After months of dismissing trade tensions between the US and China as a mere dispute, Asia-focused analysts are now braced for a full-blown war.

The US Administration’s announcement of tariffs on an additional US$200bn in trade tariffs, coupled with the US enforcing US$34bn of tariffs on Chinese goods, which was reciprocated by China, has led to a swift shift in rhetoric from experts.

The sanguinity is now gone and the language is clear: this is war, and it isn’t going away any time soon.

Richard Duncan, an independent economist based in Bangkok who has previously worked for the IMF, World Bank and HSBC, says the trade war “could be a turning point in history”.

“The US-China trade war has begun. It may play out slowly or it may run out of control much more quickly than anyone currently anticipates. Either way, it is likely to be the most important event impacting the global economy during the years immediately ahead of us,” he says.

The latest round of proposed tariffs would place a 10% levy placed on US$200bn of Chinese goods ranging from food, clothing, handbags and household articles (glassware, carpet), to machinery (stoves, air conditioning, engines), chemicals and metals. It is much more extensive than anything to have been announced to date.
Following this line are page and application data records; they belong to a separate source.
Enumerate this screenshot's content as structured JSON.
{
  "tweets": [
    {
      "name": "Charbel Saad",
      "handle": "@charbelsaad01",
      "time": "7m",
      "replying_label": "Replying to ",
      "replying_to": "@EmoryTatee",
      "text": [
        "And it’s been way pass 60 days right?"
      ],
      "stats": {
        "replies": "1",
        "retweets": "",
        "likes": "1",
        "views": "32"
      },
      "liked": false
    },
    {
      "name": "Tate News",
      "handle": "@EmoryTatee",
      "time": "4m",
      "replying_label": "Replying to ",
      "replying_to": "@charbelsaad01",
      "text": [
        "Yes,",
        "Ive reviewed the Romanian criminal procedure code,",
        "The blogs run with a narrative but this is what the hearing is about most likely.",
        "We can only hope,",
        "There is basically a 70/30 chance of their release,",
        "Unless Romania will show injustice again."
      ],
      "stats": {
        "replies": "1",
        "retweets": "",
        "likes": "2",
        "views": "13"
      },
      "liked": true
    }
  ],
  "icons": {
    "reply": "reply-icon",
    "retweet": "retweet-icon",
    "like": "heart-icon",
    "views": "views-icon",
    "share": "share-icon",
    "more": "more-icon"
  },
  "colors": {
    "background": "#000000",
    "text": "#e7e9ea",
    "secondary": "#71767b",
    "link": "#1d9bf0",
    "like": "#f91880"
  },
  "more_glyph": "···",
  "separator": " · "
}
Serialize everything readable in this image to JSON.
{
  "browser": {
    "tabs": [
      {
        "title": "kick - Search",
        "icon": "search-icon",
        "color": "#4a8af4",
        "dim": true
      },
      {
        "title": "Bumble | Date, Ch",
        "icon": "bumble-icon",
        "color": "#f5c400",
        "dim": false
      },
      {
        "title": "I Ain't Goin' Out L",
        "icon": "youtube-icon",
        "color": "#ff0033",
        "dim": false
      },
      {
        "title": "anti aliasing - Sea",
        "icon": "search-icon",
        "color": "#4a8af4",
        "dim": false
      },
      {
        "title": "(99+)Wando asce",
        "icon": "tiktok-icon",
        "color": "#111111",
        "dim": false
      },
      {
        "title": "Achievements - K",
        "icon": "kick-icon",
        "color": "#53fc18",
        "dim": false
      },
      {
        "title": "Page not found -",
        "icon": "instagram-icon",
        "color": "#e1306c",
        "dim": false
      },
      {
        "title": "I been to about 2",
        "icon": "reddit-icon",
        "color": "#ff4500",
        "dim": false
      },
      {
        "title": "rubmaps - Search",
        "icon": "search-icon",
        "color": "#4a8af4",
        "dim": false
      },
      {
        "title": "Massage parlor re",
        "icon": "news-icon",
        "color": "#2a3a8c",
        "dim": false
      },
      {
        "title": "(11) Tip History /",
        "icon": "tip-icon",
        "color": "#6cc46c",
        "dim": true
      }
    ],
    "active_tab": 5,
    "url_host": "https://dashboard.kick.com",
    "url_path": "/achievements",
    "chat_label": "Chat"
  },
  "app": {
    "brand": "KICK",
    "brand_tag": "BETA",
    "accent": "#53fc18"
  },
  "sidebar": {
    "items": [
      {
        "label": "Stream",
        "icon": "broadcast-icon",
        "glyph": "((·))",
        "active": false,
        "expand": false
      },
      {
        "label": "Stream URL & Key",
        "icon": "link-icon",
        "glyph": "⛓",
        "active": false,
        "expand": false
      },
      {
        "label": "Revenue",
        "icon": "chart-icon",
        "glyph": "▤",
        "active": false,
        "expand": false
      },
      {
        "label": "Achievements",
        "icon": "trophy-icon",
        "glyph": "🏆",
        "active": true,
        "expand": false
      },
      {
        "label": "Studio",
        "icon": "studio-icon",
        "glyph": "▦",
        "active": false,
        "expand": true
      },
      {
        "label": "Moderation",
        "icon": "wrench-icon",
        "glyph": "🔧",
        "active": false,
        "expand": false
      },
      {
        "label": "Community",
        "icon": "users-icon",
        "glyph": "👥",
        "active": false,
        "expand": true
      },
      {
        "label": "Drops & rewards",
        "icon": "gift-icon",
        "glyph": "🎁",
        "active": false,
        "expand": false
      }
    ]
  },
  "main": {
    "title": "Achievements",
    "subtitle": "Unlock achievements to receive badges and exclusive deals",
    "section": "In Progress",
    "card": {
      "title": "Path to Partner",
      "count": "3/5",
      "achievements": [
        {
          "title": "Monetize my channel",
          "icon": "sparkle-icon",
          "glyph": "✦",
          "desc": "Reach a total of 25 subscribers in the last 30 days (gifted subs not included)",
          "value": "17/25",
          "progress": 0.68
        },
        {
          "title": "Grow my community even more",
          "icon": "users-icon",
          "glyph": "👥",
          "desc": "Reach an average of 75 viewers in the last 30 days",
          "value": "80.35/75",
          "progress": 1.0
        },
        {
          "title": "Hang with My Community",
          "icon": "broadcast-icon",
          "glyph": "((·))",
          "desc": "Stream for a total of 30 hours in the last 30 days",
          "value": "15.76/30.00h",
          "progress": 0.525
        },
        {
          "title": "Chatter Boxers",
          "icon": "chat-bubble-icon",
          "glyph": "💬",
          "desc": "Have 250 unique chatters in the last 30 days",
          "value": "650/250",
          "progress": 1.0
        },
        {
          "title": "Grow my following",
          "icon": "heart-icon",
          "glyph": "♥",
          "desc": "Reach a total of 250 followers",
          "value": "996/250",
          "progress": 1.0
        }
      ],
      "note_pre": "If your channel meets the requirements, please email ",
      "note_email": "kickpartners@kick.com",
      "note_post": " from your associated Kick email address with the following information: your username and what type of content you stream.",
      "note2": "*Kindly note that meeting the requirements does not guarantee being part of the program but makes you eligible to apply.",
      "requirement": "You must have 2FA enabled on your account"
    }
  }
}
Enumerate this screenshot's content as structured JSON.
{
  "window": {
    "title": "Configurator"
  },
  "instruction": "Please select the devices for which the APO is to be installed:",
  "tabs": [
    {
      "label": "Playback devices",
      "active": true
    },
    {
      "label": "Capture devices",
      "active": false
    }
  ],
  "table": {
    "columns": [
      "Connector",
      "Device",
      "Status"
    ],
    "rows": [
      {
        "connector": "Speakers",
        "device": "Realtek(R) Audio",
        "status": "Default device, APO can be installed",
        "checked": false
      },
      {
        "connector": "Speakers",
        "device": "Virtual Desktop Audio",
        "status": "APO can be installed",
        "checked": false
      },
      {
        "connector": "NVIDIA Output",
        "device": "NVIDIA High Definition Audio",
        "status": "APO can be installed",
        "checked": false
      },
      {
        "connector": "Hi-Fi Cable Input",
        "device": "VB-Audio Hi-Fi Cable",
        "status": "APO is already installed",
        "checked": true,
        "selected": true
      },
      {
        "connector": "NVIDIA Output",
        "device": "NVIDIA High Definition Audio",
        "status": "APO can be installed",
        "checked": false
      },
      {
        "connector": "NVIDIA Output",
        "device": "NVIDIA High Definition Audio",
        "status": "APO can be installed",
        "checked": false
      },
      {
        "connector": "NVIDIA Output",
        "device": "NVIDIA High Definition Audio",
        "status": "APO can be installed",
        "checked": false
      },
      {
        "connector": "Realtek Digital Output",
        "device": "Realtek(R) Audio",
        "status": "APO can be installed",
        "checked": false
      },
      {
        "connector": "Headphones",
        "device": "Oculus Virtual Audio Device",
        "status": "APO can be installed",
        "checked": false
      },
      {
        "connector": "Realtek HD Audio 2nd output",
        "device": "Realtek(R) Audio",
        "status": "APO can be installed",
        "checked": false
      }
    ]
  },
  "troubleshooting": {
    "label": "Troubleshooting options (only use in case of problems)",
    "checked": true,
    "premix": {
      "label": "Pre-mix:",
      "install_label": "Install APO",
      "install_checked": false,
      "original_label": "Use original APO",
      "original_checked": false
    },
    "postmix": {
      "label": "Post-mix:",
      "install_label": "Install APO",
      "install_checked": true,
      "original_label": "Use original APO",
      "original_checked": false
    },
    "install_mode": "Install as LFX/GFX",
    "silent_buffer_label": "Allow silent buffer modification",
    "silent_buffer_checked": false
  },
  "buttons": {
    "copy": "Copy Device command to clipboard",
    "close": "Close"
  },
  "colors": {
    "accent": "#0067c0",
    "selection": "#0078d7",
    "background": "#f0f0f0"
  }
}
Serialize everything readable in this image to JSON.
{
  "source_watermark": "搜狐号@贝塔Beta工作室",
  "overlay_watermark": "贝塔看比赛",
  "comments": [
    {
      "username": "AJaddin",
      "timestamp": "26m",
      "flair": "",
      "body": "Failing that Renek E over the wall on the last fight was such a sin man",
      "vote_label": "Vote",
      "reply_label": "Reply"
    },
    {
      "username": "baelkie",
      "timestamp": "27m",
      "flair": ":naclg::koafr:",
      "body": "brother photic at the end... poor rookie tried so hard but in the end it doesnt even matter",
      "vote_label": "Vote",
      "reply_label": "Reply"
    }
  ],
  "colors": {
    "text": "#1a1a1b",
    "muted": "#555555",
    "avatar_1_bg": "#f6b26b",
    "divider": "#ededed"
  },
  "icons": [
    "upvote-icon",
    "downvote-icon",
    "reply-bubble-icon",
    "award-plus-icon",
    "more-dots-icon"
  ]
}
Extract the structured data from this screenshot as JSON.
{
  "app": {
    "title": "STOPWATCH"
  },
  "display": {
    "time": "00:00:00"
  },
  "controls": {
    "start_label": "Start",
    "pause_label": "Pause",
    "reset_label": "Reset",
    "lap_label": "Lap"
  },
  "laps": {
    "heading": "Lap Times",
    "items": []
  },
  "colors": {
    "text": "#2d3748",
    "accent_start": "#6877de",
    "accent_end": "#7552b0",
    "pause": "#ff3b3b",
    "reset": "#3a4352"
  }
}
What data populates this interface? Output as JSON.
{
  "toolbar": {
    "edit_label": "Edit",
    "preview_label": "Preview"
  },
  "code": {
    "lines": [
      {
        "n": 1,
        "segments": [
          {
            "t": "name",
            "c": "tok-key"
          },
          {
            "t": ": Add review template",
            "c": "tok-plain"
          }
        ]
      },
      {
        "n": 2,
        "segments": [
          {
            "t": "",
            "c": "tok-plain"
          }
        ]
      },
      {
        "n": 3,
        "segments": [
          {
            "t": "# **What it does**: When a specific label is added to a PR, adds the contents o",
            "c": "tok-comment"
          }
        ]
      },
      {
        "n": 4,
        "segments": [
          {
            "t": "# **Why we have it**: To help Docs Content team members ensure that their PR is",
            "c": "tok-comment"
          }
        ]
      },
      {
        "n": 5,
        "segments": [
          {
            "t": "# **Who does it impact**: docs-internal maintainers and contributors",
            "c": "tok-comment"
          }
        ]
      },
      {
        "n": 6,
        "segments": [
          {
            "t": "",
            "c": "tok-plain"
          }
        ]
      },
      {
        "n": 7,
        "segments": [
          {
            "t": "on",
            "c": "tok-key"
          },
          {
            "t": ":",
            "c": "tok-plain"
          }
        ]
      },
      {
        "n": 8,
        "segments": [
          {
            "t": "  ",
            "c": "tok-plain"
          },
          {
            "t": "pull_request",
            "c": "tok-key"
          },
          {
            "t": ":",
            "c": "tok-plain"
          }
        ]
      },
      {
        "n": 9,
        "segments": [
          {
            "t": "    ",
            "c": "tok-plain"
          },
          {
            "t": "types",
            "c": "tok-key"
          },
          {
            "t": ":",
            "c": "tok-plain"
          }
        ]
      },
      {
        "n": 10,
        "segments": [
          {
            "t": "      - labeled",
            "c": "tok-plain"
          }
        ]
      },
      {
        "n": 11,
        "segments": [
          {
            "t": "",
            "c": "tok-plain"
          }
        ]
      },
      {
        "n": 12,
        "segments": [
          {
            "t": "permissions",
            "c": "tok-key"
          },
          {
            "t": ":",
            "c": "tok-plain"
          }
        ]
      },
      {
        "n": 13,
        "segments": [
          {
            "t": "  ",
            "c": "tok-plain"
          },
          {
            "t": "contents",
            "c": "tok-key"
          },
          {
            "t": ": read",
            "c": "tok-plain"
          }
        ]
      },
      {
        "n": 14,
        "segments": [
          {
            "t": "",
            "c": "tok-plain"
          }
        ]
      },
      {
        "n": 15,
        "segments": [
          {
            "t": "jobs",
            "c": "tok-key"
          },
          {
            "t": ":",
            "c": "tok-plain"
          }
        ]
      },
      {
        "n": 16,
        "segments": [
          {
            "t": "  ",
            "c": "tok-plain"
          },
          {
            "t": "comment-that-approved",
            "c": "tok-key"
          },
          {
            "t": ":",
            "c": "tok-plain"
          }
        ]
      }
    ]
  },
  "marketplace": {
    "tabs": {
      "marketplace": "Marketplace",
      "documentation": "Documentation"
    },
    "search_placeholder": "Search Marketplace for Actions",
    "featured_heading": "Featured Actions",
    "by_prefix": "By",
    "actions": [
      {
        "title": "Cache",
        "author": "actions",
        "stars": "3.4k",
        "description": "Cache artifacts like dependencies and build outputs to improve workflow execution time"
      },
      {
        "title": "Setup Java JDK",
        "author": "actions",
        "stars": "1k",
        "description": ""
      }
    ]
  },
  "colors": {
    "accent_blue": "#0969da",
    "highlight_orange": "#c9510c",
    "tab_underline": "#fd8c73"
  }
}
China, meanwhile, has made clear that it will respond with “equal magnitude”. HSBC’s chief China economist Qu Hongbin says that this could lead to imposing an even higher rate of tariff on US goods should it run out of US imports to target.

“American companies operating in China might also be targeted, though Beijing will likely open its markets wider to the rest of the world. Meanwhile, China is likely to speed up the diversification of its trade and investment relations to further reduce reliance on the US. We expect China to deepen trade ties with Europe, Asia and other emerging markets,” he says.

Some US companies are already reporting more administrative hurdles to doing business in China, a suggestion that Beijing is looking to more indirect methods of retaliating, says Arjen Van Dijkhuizen, senior economist at ABN Amro.

“Given the central role of the state in China, it could also give orders to halt or delay imports of goods and services from the US, particularly in heavily regulated sectors such as pharmaceuticals, agriculture and medicine. China has done so in earlier trade disputes with other countries like Japan and South Korea. Cars have been a target in previous trade disputes as well,” he says.

The US has already intervened to stop a number of Chinese tech companies taking over their US counterparts, such as the proposed US$1.2bn sale of MoneyGram to Alibaba’s Ant Financial platform, which was blocked by the US government in January.

This is expected to now be reciprocated by Chinese authorities. Beijing is already obstructing the takeover of the Chinese-owned Dutch firm NXP Semiconductors by Qualcomm, a US company.

China has many other “qualitative measures” it can use to retaliate, such as divesting from US treasuries as a means of pushing up the cost of borrowing in US dollars and limiting the number of Chinese visitors to the US, which was worth US$115bn in 2017 to the American economy.

Given that China is currently moving away from a planned economy to a more free-market model, while the US is going in the opposite direction, China can implement its qualitative measures more quickly than the Trump administration, according to ING’s Greater China economist, Iris Pang, who says that “China is more likely to win the trade war”.

“China has already announced that the tariffs collected from US would be given back to Chinese companies affected by the trade war. China can also provide tax relief for affected exporters and provide incentives for exporters to sell their goods, either in the domestic market or through exploring possibilities in non-US foreign markets. All these measures could come into effect more quickly in China than in the US, which has a more complicated administrative process,” she says.

Across the board, the shift in tone this week has been marked. No longer keen to downplay the inception of or the risks of a trade war, analysts are united in warning that shots have been fired, and that the risks to the trade economy are significant.